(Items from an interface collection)

┄┄┄┄┄┄

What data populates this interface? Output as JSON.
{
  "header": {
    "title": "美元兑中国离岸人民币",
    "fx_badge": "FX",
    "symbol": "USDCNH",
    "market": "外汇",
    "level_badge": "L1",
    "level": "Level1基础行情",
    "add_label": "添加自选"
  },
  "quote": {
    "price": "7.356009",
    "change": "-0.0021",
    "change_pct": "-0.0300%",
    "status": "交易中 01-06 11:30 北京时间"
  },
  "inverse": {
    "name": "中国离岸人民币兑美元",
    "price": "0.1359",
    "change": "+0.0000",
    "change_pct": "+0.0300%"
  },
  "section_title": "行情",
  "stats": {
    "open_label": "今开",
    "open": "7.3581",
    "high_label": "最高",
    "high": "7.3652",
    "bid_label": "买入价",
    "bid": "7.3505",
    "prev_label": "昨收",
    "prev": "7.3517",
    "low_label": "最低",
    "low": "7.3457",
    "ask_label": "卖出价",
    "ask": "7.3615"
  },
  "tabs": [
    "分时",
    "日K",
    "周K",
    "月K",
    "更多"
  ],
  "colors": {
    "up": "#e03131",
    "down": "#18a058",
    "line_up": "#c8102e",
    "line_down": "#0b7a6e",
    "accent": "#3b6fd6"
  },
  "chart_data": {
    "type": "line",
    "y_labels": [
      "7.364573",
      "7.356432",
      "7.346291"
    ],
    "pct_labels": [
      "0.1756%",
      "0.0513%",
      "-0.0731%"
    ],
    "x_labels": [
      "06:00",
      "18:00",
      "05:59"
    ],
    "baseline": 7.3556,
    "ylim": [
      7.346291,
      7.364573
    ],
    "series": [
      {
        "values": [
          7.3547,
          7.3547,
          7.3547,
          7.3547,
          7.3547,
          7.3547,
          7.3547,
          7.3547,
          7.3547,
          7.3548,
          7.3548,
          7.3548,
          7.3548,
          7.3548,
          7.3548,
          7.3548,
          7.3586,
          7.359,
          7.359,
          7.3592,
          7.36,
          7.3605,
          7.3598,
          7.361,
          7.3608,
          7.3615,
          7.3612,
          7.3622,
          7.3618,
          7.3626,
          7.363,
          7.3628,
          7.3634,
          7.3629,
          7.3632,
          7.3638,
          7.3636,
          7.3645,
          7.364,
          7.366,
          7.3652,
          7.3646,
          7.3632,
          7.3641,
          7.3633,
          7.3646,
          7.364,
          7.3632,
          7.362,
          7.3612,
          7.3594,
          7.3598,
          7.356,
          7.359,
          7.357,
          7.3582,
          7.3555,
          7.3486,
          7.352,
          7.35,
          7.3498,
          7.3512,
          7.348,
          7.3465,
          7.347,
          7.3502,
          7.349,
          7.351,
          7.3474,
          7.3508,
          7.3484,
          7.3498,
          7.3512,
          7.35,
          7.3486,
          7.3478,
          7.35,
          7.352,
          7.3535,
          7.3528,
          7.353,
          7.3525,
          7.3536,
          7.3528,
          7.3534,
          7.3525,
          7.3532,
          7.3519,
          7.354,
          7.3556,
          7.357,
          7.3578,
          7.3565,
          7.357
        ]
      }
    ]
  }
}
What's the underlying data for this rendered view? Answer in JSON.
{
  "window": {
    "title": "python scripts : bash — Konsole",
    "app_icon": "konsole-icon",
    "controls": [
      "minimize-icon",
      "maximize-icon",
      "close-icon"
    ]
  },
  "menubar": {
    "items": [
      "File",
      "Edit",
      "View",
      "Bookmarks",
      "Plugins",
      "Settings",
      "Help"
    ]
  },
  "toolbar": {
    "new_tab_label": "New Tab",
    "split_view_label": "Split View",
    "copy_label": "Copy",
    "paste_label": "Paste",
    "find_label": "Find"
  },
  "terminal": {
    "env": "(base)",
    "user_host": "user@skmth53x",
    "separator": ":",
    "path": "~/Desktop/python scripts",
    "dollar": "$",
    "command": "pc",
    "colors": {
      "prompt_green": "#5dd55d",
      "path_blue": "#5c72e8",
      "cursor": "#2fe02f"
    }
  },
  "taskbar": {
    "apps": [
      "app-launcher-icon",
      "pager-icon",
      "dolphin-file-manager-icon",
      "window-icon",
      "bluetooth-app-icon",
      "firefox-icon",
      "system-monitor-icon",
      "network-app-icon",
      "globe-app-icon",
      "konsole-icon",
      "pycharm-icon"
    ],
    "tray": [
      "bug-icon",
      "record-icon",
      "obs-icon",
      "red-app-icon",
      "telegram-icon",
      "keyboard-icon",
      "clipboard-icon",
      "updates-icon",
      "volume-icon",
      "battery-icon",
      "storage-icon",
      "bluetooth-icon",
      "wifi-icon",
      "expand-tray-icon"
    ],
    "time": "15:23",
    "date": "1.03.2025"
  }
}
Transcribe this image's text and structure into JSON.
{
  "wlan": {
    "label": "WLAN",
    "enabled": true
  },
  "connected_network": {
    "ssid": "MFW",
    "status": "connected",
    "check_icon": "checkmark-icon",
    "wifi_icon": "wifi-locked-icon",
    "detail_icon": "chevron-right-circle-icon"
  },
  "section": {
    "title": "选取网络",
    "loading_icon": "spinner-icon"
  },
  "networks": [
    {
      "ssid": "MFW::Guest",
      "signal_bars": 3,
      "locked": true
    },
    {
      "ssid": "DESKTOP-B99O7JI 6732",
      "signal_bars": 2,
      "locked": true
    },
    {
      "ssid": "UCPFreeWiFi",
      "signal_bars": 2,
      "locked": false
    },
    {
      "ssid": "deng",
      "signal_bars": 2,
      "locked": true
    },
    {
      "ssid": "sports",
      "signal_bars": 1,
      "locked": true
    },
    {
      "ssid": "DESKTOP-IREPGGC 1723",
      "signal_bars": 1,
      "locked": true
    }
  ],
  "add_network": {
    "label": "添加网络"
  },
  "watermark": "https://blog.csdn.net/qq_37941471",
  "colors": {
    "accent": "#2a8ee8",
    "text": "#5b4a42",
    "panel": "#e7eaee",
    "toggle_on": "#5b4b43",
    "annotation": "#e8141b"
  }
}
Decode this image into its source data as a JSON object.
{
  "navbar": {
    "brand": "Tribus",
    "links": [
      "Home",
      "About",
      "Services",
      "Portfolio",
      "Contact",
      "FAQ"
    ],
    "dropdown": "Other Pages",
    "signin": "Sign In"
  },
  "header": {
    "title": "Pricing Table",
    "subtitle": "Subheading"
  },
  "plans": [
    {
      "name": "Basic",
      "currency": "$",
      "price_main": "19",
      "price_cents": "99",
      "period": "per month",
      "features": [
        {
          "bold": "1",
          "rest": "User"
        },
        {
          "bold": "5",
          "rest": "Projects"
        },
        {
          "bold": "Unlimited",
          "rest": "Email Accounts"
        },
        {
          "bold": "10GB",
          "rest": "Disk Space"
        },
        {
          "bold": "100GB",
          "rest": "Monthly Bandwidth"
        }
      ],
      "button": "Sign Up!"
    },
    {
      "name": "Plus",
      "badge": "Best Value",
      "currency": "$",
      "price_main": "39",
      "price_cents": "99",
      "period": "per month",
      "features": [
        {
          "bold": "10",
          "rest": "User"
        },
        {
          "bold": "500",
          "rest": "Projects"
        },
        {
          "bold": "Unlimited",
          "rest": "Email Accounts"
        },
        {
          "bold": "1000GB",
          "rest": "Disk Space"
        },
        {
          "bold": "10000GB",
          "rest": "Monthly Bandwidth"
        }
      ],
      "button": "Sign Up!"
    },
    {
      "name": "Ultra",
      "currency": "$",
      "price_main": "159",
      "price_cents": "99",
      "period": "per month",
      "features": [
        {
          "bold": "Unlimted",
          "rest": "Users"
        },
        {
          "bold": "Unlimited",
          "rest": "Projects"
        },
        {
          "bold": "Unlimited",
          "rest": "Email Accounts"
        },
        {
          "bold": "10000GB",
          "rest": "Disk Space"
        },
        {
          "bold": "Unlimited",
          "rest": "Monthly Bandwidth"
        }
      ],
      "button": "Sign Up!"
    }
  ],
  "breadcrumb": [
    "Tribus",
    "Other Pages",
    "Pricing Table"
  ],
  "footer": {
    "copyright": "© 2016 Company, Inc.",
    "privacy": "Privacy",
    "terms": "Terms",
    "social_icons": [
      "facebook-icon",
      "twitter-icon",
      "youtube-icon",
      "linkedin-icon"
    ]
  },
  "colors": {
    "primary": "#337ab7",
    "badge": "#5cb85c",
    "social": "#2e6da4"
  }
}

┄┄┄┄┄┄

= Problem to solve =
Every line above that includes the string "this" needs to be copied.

= Task result =
What data populates this interface? Output as JSON.
What's the underlying data for this rendered view? Answer in JSON.
Transcribe this image's text and structure into JSON.
Decode this image into its source data as a JSON object.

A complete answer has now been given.